=== Exercise aim ===
The full listing needs to be output exactly.
══ Input records
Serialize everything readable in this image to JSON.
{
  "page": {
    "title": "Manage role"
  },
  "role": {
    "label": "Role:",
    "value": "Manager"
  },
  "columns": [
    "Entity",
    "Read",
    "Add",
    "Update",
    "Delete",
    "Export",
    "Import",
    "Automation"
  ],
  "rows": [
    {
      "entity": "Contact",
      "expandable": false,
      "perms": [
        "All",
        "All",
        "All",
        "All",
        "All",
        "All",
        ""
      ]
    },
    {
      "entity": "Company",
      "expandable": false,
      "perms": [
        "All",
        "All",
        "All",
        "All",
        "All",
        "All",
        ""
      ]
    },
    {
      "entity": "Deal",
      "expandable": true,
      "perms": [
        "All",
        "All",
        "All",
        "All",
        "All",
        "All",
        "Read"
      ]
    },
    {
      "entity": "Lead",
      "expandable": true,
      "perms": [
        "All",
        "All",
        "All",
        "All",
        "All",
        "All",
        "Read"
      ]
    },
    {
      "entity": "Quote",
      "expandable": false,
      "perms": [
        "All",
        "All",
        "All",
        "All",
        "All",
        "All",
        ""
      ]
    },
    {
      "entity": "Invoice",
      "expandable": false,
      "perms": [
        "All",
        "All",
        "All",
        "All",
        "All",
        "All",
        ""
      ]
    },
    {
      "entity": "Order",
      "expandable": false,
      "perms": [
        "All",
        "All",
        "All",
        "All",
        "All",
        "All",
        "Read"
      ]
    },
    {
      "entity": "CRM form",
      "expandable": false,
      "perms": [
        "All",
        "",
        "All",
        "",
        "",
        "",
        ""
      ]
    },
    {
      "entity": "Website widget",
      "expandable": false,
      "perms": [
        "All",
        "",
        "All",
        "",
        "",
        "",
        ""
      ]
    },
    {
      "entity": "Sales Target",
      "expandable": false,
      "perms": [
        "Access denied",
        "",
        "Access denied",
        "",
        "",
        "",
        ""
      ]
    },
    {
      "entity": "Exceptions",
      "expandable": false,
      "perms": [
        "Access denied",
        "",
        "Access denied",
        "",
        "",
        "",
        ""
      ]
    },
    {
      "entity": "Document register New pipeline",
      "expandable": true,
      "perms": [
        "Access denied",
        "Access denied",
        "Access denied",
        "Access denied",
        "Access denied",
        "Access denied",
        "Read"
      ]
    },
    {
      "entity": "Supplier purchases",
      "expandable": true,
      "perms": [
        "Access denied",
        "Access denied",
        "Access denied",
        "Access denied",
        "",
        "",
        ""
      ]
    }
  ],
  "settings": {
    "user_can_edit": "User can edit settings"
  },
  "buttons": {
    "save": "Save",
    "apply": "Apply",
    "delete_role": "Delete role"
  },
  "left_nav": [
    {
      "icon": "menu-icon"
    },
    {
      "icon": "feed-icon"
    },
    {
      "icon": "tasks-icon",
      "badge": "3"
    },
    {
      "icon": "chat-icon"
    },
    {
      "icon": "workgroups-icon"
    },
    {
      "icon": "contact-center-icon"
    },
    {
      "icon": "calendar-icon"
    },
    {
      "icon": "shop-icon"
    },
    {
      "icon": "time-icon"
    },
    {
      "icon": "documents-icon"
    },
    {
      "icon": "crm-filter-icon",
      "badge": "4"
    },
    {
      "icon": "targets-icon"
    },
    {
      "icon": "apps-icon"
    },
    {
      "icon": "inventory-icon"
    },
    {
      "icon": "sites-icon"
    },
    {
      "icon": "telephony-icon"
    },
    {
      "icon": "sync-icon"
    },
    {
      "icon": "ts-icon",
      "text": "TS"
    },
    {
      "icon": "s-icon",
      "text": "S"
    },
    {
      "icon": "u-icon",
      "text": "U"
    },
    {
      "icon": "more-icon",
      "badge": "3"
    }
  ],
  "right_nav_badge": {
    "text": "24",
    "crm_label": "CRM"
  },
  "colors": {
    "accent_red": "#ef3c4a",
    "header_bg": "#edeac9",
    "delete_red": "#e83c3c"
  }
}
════
=== Task output ===
Serialize everything readable in this image to JSON.
{
  "page": {
    "title": "Manage role"
  },
  "role": {
    "label": "Role:",
    "value": "Manager"
  },
  "columns": [
    "Entity",
    "Read",
    "Add",
    "Update",
    "Delete",
    "Export",
    "Import",
    "Automation"
  ],
  "rows": [
    {
      "entity": "Contact",
      "expandable": false,
      "perms": [
        "All",
        "All",
        "All",
        "All",
        "All",
        "All",
        ""
      ]
    },
    {
      "entity": "Company",
      "expandable": false,
      "perms": [
        "All",
        "All",
        "All",
        "All",
        "All",
        "All",
        ""
      ]
    },
    {
      "entity": "Deal",
      "expandable": true,
      "perms": [
        "All",
        "All",
        "All",
        "All",
        "All",
        "All",
        "Read"
      ]
    },
    {
      "entity": "Lead",
      "expandable": true,
      "perms": [
        "All",
        "All",
        "All",
        "All",
        "All",
        "All",
        "Read"
      ]
    },
    {
      "entity": "Quote",
      "expandable": false,
      "perms": [
        "All",
        "All",
        "All",
        "All",
        "All",
        "All",
        ""
      ]
    },
    {
      "entity": "Invoice",
      "expandable": false,
      "perms": [
        "All",
        "All",
        "All",
        "All",
        "All",
        "All",
        ""
      ]
    },
    {
      "entity": "Order",
      "expandable": false,
      "perms": [
        "All",
        "All",
        "All",
        "All",
        "All",
        "All",
        "Read"
      ]
    },
    {
      "entity": "CRM form",
      "expandable": false,
      "perms": [
        "All",
        "",
        "All",
        "",
        "",
        "",
        ""
      ]
    },
    {
      "entity": "Website widget",
      "expandable": false,
      "perms": [
        "All",
        "",
        "All",
        "",
        "",
        "",
        ""
      ]
    },
    {
      "entity": "Sales Target",
      "expandable": false,
      "perms": [
        "Access denied",
        "",
        "Access denied",
        "",
        "",
        "",
        ""
      ]
    },
    {
      "entity": "Exceptions",
      "expandable": false,
      "perms": [
        "Access denied",
        "",
        "Access denied",
        "",
        "",
        "",
        ""
      ]
    },
    {
      "entity": "Document register New pipeline",
      "expandable": true,
      "perms": [
        "Access denied",
        "Access denied",
        "Access denied",
        "Access denied",
        "Access denied",
        "Access denied",
        "Read"
      ]
    },
    {
      "entity": "Supplier purchases",
      "expandable": true,
      "perms": [
        "Access denied",
        "Access denied",
        "Access denied",
        "Access denied",
        "",
        "",
        ""
      ]
    }
  ],
  "settings": {
    "user_can_edit": "User can edit settings"
  },
  "buttons": {
    "save": "Save",
    "apply": "Apply",
    "delete_role": "Delete role"
  },
  "left_nav": [
    {
      "icon": "menu-icon"
    },
    {
      "icon": "feed-icon"
    },
    {
      "icon": "tasks-icon",
      "badge": "3"
    },
    {
      "icon": "chat-icon"
    },
    {
      "icon": "workgroups-icon"
    },
    {
      "icon": "contact-center-icon"
    },
    {
      "icon": "calendar-icon"
    },
    {
      "icon": "shop-icon"
    },
    {
      "icon": "time-icon"
    },
    {
      "icon": "documents-icon"
    },
    {
      "icon": "crm-filter-icon",
      "badge": "4"
    },
    {
      "icon": "targets-icon"
    },
    {
      "icon": "apps-icon"
    },
    {
      "icon": "inventory-icon"
    },
    {
      "icon": "sites-icon"
    },
    {
      "icon": "telephony-icon"
    },
    {
      "icon": "sync-icon"
    },
    {
      "icon": "ts-icon",
      "text": "TS"
    },
    {
      "icon": "s-icon",
      "text": "S"
    },
    {
      "icon": "u-icon",
      "text": "U"
    },
    {
      "icon": "more-icon",
      "badge": "3"
    }
  ],
  "right_nav_badge": {
    "text": "24",
    "crm_label": "CRM"
  },
  "colors": {
    "accent_red": "#ef3c4a",
    "header_bg": "#edeac9",
    "delete_red": "#e83c3c"
  }
}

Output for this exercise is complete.